§ **WORK INSTRUCTIONS**: Retype all of the entries that appear below, keeping them exactly as they are.

Data items
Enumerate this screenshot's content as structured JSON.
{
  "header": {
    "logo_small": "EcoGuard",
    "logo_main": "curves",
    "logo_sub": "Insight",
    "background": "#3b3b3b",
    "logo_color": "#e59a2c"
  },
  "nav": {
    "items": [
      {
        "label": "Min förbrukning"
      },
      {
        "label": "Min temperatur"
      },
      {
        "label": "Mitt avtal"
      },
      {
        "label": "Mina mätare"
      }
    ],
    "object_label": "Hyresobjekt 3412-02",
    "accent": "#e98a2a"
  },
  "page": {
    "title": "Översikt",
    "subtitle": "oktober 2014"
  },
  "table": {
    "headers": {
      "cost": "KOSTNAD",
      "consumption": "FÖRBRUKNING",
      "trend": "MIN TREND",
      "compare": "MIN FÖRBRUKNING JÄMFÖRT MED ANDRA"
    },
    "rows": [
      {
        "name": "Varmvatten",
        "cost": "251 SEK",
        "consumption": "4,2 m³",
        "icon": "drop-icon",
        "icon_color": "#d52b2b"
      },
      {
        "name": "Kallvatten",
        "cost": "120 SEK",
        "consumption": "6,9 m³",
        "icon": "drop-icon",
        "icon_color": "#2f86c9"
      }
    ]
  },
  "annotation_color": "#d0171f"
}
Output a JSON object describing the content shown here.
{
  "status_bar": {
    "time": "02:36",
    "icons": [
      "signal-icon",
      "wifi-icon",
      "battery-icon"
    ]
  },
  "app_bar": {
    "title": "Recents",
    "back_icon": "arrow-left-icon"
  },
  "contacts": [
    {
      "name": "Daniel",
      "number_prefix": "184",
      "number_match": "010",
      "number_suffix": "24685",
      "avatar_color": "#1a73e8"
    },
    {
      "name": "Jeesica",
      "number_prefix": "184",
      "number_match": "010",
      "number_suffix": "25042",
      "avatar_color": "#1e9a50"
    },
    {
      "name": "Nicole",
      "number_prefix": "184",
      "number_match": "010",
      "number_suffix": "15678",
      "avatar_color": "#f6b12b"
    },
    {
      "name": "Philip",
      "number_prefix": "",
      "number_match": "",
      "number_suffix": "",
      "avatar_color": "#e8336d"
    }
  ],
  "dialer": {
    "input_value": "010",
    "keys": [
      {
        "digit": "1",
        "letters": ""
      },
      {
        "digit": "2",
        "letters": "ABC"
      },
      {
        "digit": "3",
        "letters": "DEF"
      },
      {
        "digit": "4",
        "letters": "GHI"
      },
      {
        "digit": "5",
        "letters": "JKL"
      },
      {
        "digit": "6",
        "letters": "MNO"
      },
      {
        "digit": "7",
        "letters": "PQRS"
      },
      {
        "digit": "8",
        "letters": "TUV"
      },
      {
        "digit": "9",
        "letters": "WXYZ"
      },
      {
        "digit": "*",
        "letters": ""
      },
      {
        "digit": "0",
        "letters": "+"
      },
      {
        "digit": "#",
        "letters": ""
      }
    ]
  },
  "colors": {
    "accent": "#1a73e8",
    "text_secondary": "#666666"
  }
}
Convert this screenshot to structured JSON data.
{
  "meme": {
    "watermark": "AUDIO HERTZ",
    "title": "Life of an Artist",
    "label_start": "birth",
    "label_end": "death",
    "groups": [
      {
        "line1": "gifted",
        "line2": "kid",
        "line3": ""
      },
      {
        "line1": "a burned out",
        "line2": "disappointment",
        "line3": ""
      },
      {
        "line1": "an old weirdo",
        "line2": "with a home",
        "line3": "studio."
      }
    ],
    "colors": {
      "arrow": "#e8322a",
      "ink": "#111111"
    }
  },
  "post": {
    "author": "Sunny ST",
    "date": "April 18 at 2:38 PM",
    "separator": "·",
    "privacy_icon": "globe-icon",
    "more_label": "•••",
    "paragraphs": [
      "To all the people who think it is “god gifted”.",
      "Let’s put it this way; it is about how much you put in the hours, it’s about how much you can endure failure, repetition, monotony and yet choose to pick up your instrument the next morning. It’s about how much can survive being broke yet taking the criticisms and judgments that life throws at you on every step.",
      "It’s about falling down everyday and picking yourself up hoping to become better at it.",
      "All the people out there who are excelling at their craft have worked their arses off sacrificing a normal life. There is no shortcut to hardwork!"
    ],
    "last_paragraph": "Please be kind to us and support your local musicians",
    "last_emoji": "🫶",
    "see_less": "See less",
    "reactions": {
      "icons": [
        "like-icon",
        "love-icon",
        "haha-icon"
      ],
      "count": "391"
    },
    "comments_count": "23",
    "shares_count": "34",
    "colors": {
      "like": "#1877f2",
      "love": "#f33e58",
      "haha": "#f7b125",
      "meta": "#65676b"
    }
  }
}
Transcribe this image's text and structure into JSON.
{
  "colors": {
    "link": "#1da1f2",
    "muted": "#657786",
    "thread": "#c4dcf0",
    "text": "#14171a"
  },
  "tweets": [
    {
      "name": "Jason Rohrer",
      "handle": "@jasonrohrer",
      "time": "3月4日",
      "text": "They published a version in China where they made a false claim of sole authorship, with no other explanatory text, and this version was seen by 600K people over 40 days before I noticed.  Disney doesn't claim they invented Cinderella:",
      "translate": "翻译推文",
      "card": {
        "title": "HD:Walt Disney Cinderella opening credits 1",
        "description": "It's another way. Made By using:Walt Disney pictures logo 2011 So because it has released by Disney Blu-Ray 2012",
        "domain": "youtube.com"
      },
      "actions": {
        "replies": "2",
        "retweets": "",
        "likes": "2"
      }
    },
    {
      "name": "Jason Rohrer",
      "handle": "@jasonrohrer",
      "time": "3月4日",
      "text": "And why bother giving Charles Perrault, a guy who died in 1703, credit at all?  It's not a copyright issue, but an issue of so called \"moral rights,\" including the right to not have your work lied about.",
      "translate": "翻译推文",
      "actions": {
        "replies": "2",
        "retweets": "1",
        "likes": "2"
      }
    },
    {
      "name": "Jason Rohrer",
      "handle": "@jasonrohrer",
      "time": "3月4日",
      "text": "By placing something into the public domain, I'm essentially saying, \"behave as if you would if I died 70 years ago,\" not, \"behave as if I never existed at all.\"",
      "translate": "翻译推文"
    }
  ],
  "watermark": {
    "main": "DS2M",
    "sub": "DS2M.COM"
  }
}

§ **RESPONSE TO THE EXERCISE**:
Enumerate this screenshot's content as structured JSON.
{
  "header": {
    "logo_small": "EcoGuard",
    "logo_main": "curves",
    "logo_sub": "Insight",
    "background": "#3b3b3b",
    "logo_color": "#e59a2c"
  },
  "nav": {
    "items": [
      {
        "label": "Min förbrukning"
      },
      {
        "label": "Min temperatur"
      },
      {
        "label": "Mitt avtal"
      },
      {
        "label": "Mina mätare"
      }
    ],
    "object_label": "Hyresobjekt 3412-02",
    "accent": "#e98a2a"
  },
  "page": {
    "title": "Översikt",
    "subtitle": "oktober 2014"
  },
  "table": {
    "headers": {
      "cost": "KOSTNAD",
      "consumption": "FÖRBRUKNING",
      "trend": "MIN TREND",
      "compare": "MIN FÖRBRUKNING JÄMFÖRT MED ANDRA"
    },
    "rows": [
      {
        "name": "Varmvatten",
        "cost": "251 SEK",
        "consumption": "4,2 m³",
        "icon": "drop-icon",
        "icon_color": "#d52b2b"
      },
      {
        "name": "Kallvatten",
        "cost": "120 SEK",
        "consumption": "6,9 m³",
        "icon": "drop-icon",
        "icon_color": "#2f86c9"
      }
    ]
  },
  "annotation_color": "#d0171f"
}
Output a JSON object describing the content shown here.
{
  "status_bar": {
    "time": "02:36",
    "icons": [
      "signal-icon",
      "wifi-icon",
      "battery-icon"
    ]
  },
  "app_bar": {
    "title": "Recents",
    "back_icon": "arrow-left-icon"
  },
  "contacts": [
    {
      "name": "Daniel",
      "number_prefix": "184",
      "number_match": "010",
      "number_suffix": "24685",
      "avatar_color": "#1a73e8"
    },
    {
      "name": "Jeesica",
      "number_prefix": "184",
      "number_match": "010",
      "number_suffix": "25042",
      "avatar_color": "#1e9a50"
    },
    {
      "name": "Nicole",
      "number_prefix": "184",
      "number_match": "010",
      "number_suffix": "15678",
      "avatar_color": "#f6b12b"
    },
    {
      "name": "Philip",
      "number_prefix": "",
      "number_match": "",
      "number_suffix": "",
      "avatar_color": "#e8336d"
    }
  ],
  "dialer": {
    "input_value": "010",
    "keys": [
      {
        "digit": "1",
        "letters": ""
      },
      {
        "digit": "2",
        "letters": "ABC"
      },
      {
        "digit": "3",
        "letters": "DEF"
      },
      {
        "digit": "4",
        "letters": "GHI"
      },
      {
        "digit": "5",
        "letters": "JKL"
      },
      {
        "digit": "6",
        "letters": "MNO"
      },
      {
        "digit": "7",
        "letters": "PQRS"
      },
      {
        "digit": "8",
        "letters": "TUV"
      },
      {
        "digit": "9",
        "letters": "WXYZ"
      },
      {
        "digit": "*",
        "letters": ""
      },
      {
        "digit": "0",
        "letters": "+"
      },
      {
        "digit": "#",
        "letters": ""
      }
    ]
  },
  "colors": {
    "accent": "#1a73e8",
    "text_secondary": "#666666"
  }
}
Convert this screenshot to structured JSON data.
{
  "meme": {
    "watermark": "AUDIO HERTZ",
    "title": "Life of an Artist",
    "label_start": "birth",
    "label_end": "death",
    "groups": [
      {
        "line1": "gifted",
        "line2": "kid",
        "line3": ""
      },
      {
        "line1": "a burned out",
        "line2": "disappointment",
        "line3": ""
      },
      {
        "line1": "an old weirdo",
        "line2": "with a home",
        "line3": "studio."
      }
    ],
    "colors": {
      "arrow": "#e8322a",
      "ink": "#111111"
    }
  },
  "post": {
    "author": "Sunny ST",
    "date": "April 18 at 2:38 PM",
    "separator": "·",
    "privacy_icon": "globe-icon",
    "more_label": "•••",
    "paragraphs": [
      "To all the people who think it is “god gifted”.",
      "Let’s put it this way; it is about how much you put in the hours, it’s about how much you can endure failure, repetition, monotony and yet choose to pick up your instrument the next morning. It’s about how much can survive being broke yet taking the criticisms and judgments that life throws at you on every step.",
      "It’s about falling down everyday and picking yourself up hoping to become better at it.",
      "All the people out there who are excelling at their craft have worked their arses off sacrificing a normal life. There is no shortcut to hardwork!"
    ],
    "last_paragraph": "Please be kind to us and support your local musicians",
    "last_emoji": "🫶",
    "see_less": "See less",
    "reactions": {
      "icons": [
        "like-icon",
        "love-icon",
        "haha-icon"
      ],
      "count": "391"
    },
    "comments_count": "23",
    "shares_count": "34",
    "colors": {
      "like": "#1877f2",
      "love": "#f33e58",
      "haha": "#f7b125",
      "meta": "#65676b"
    }
  }
}
Transcribe this image's text and structure into JSON.
{
  "colors": {
    "link": "#1da1f2",
    "muted": "#657786",
    "thread": "#c4dcf0",
    "text": "#14171a"
  },
  "tweets": [
    {
      "name": "Jason Rohrer",
      "handle": "@jasonrohrer",
      "time": "3月4日",
      "text": "They published a version in China where they made a false claim of sole authorship, with no other explanatory text, and this version was seen by 600K people over 40 days before I noticed.  Disney doesn't claim they invented Cinderella:",
      "translate": "翻译推文",
      "card": {
        "title": "HD:Walt Disney Cinderella opening credits 1",
        "description": "It's another way. Made By using:Walt Disney pictures logo 2011 So because it has released by Disney Blu-Ray 2012",
        "domain": "youtube.com"
      },
      "actions": {
        "replies": "2",
        "retweets": "",
        "likes": "2"
      }
    },
    {
      "name": "Jason Rohrer",
      "handle": "@jasonrohrer",
      "time": "3月4日",
      "text": "And why bother giving Charles Perrault, a guy who died in 1703, credit at all?  It's not a copyright issue, but an issue of so called \"moral rights,\" including the right to not have your work lied about.",
      "translate": "翻译推文",
      "actions": {
        "replies": "2",
        "retweets": "1",
        "likes": "2"
      }
    },
    {
      "name": "Jason Rohrer",
      "handle": "@jasonrohrer",
      "time": "3月4日",
      "text": "By placing something into the public domain, I'm essentially saying, \"behave as if you would if I died 70 years ago,\" not, \"behave as if I never existed at all.\"",
      "translate": "翻译推文"
    }
  ],
  "watermark": {
    "main": "DS2M",
    "sub": "DS2M.COM"
  }
}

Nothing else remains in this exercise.